“This project is one of many significant investments that we’re making through the City Deal, which is helping to generate local jobs, drive economic growth, and ensure that Townsville is a vibrant and liveable city for years to come.”
Queensland Minister for Transport and Main Roads, the Hon Mark Bailey MP, said upgrading the port’s channels would support Queensland’s COVID-19 Economic Recovery Plan, unlocking capacity for commercial, defence and cruise ships.
“We know that when the port is strong, close to 800,000 Queenslanders reap the benefits,” Mr Bailey said.
”That’s why we’re investing in this largest-ever port upgrade, which is supporting local jobs and providing work to local suppliers now during construction and will expand the trading capacity of one of Queensland’s largest publicly-owned ports.”

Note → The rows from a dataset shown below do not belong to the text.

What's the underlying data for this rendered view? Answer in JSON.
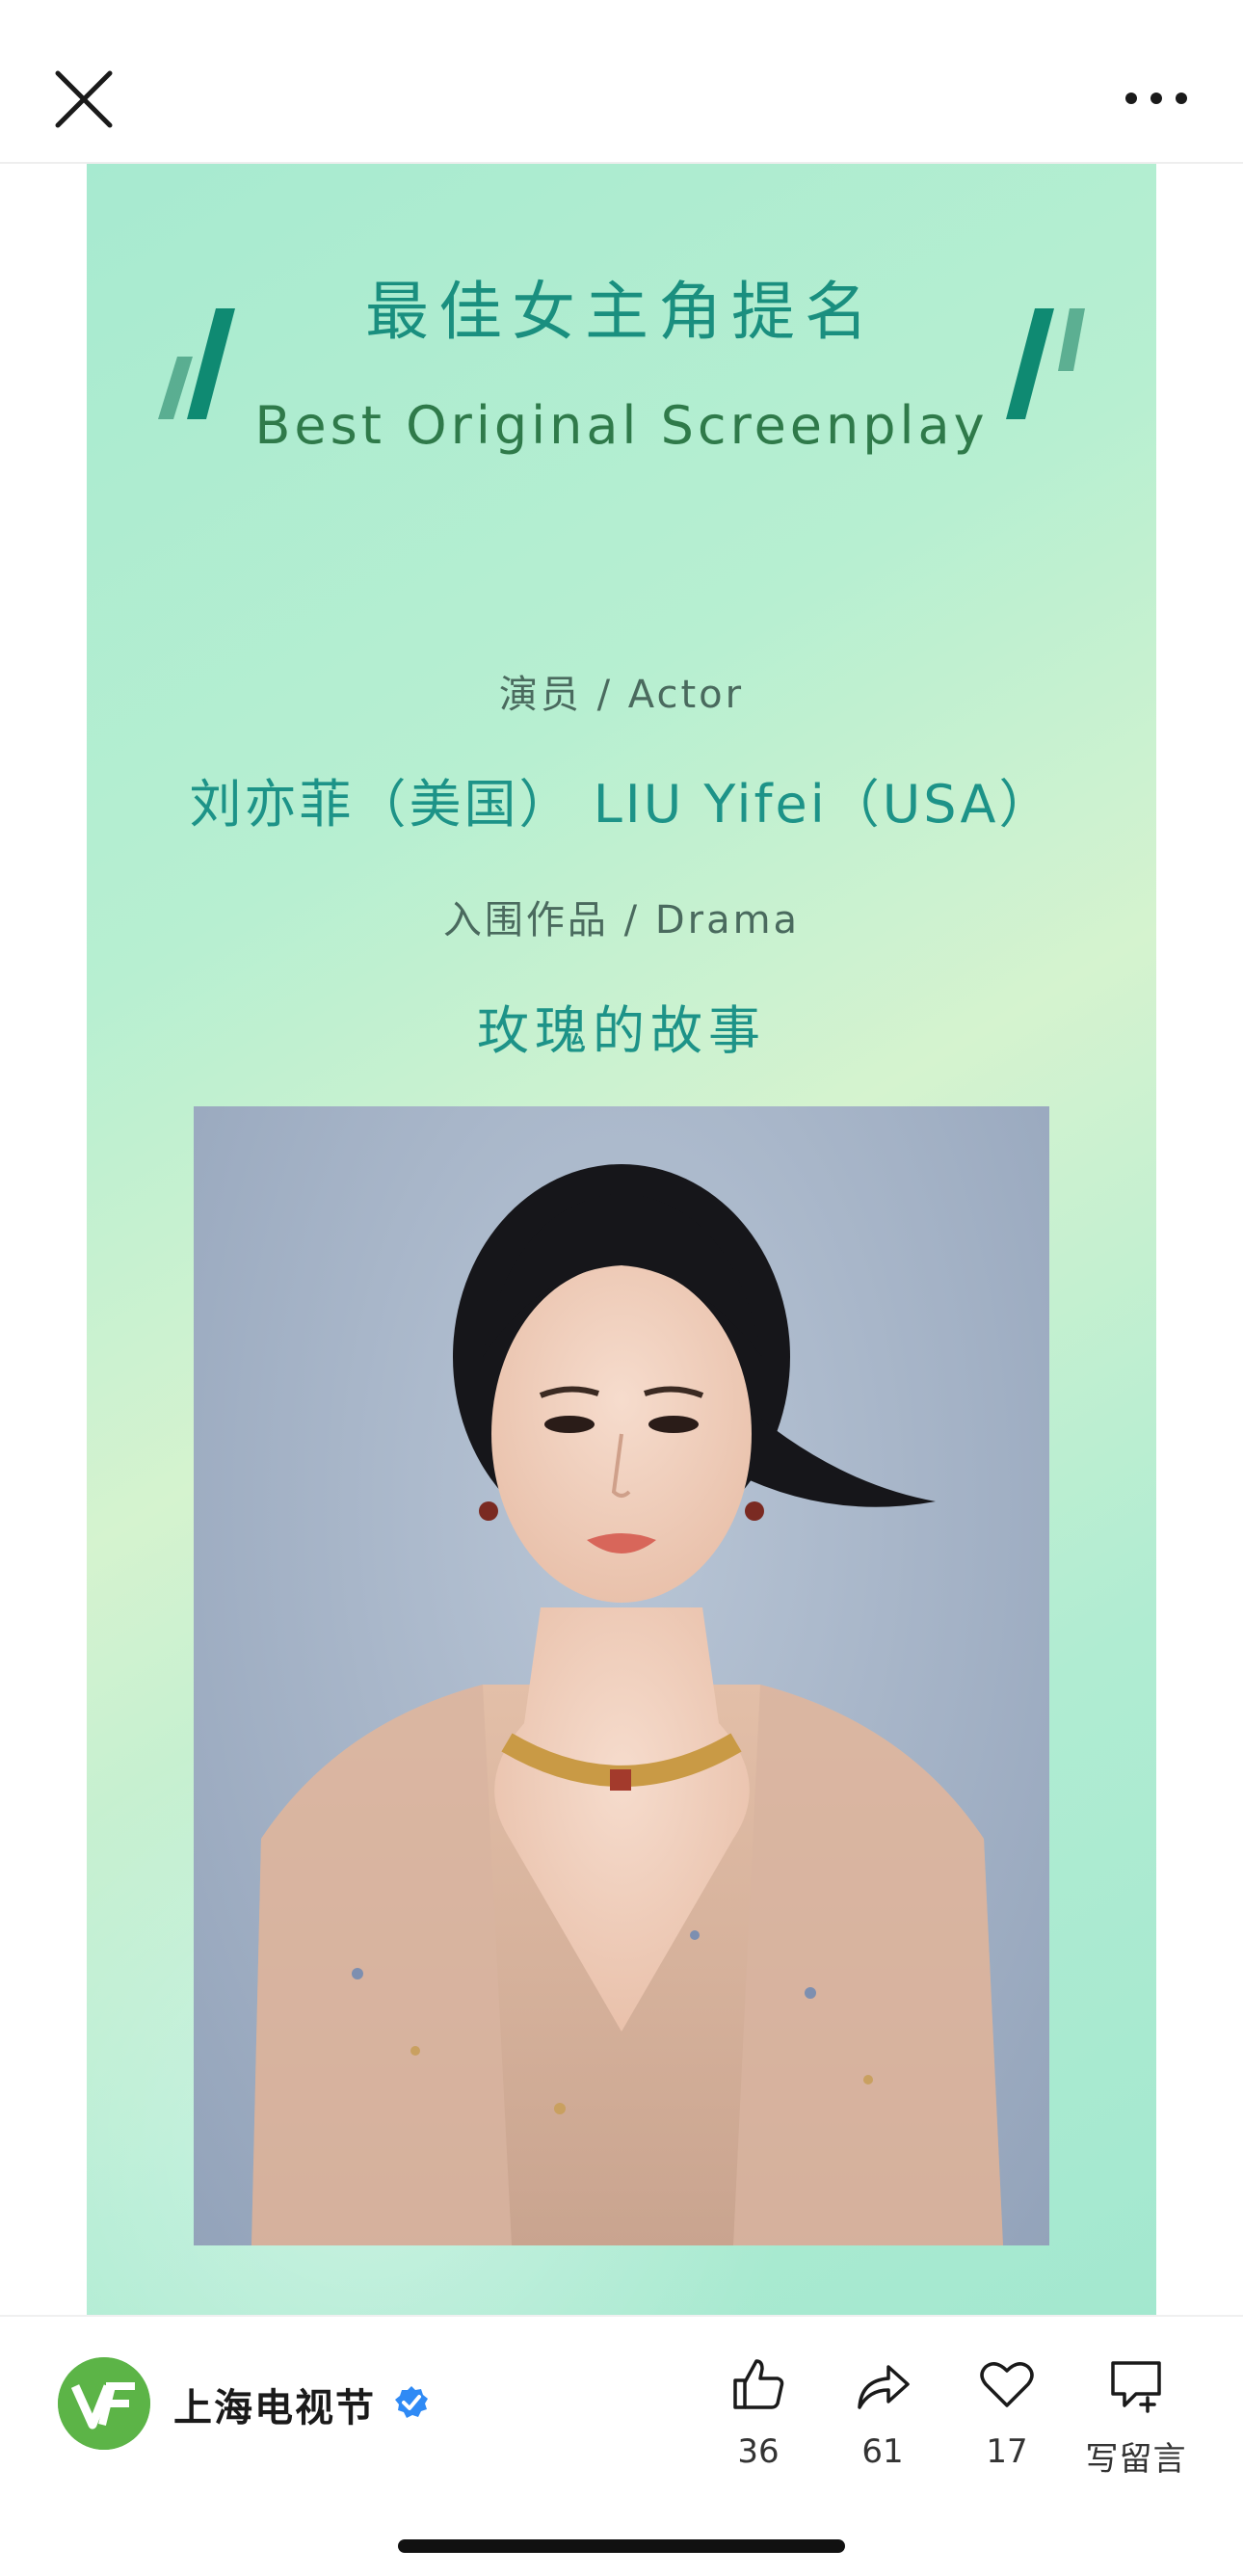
{
  "header": {
    "close_icon": "close-icon",
    "more_icon": "more-icon"
  },
  "poster": {
    "title_cn": "最佳女主角提名",
    "title_en": "Best Original Screenplay",
    "actor_label": "演员 / Actor",
    "actor_name": "刘亦菲（美国） LIU Yifei（USA）",
    "drama_label": "入围作品 / Drama",
    "drama_name": "玫瑰的故事",
    "colors": {
      "title": "#1a8f7f",
      "subtitle": "#2f7a4a",
      "accent": "#0f8a72",
      "background": "#b7efd1"
    }
  },
  "footer": {
    "account_name": "上海电视节",
    "verified_icon": "verified-badge-icon",
    "actions": [
      {
        "icon": "thumbs-up-icon",
        "label": "36"
      },
      {
        "icon": "share-icon",
        "label": "61"
      },
      {
        "icon": "heart-icon",
        "label": "17"
      },
      {
        "icon": "comment-add-icon",
        "label": "写留言"
      }
    ]
  }
}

Federal Member for Herbert, Phillip Thompson, said the project was critical to enabling the city to reach its full potential.
“This is the largest port in Northern Australia but there’s still room for growth, so that’s why we’ve invested in this project,” Mr Thompson said.
“This is a great example of what the City Deal can achieve when all levels of government work together – not only investing in critical infrastructure to unlock our economic potential, but also creating jobs for locals in the process.”
Queensland Resources Minister and State Member for Townsville, the Hon Scott Stewart, said the channel upgrade would support jobs in the Townsville region, providing local opportunities during North Queensland’s economic recovery.
“The project has so far provided employment to more than 1,300 people since 2018, when design work started,” Mr Stewart said.
“Expanding the Port of Townsville’s footprint builds capacity for our resources sector to export more to the world through our pit to port approach, which involves upgrading the Mt Isa to Townsville rail line too.
“The resources sector plays a vital role in supporting jobs across the state and it will be a key part of Queensland’s plan for economic recovery from COVID-19.
“More exports means more royalties, and more jobs for Queenslanders.”
Port of Townsville Chief Infrastructure Officer, Marissa Wise, said seven local rock suppliers provided 900,000 tonnes of rock, with construction of the 10m-high wall requiring specialist knowledge.
“It was a complex project that called on the marine construction expertise of designers, engineers, environmental experts and contractors working together,” Ms Wise said.
“We have used a number of innovative design and construction techniques to ensure the rock wall withstands tidal action, storm surges, cyclones and rising sea levels.”
Of the more than 1,300 people employed by the project since 2018, over 90 per cent were Queenslanders, ten per cent First Nations people and more than six per cent were trainees and apprentices.
During the peak construction phase of the rock wall, there were 200 trucks passing through the site gates every day to deliver over 20,000 tonnes of rock a week.
Dredging to widen Townsville’s 14.9km shipping channel will commence shortly, with all dredge material to be placed in a 62-hectare reclamation area bounded by the rock wall.
Dredging is expected to take two years, with the project set for completion in late 2023.
The Port has committed $17 million for environmental monitoring and management programs as part of the project, including those covering dolphins, turtles, seagrass, coral and shorebirds, with an Independent Technical Advisory Committee providing expert oversight.
The Channel Upgrade project is the largest infrastructure project in the Townsville Port’s history and is the first stage of the 30-year Port Expansion Project.
The Townsville Port Channel Upgrade is a joint project of the Australian and Queensland governments, and Port of Townsville Limited, and forms part of the Townsville City Deal signed in December 2016.